Many students see this as a low-risk alternative to taking out student loans to pay for college. If they earn below a certain threshold they don’t have to pay anything back.
But some experts warn that providers may prefer recipients that pursuing degrees in higher-paying fields. Clare McCann, deputy director for education policy at the New America Foundation, told an ABC News affiliate that this is the biggest difference between an ISA and federal student loans.
"Federals loans offer the same terms to all borrowers," she said.
ISAs might be a new concept to many people, but the idea was first proposed by American economist Milton Friedman in 1955. It is a concept that has been offered by some technical programs for which students usually don’t have access to federal loans.
In 2016, Purdue University launched its Back a Boiler program, an ISA available to sophomore, junior, and senior students. The program is administered by Vemo Education, a private company that works with colleges to implement income-based financing programs.
The terms vary based on the individual’s major, but the average person is expected to pay more than the original amount of the ISA as their salary rises. However, some students feel that the trade-off is worth it if they are unable to cover the cost of tuition with federal loans and grants. And an ISA can help students avoid turning to private student loans, which have higher interest rates.

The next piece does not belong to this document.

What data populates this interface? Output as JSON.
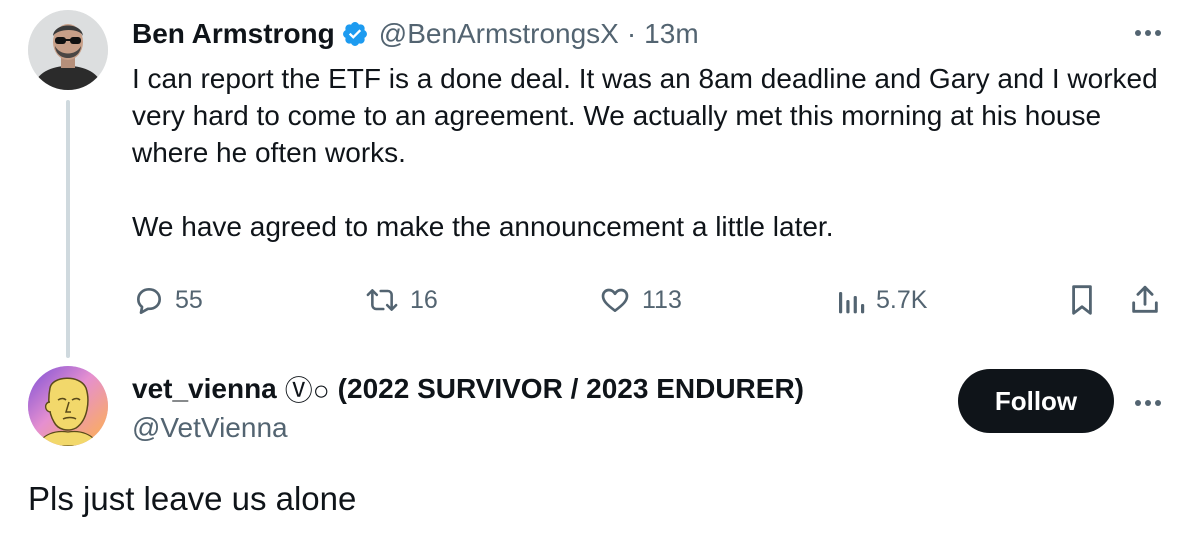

But similar to student loans, there are consequences for failing to pay back the ISA. The Back a Boiler program charges late fees on missed payments and has strong default penalties. Students that are considering participating in an ISA should make sure that they read all of the fine print first.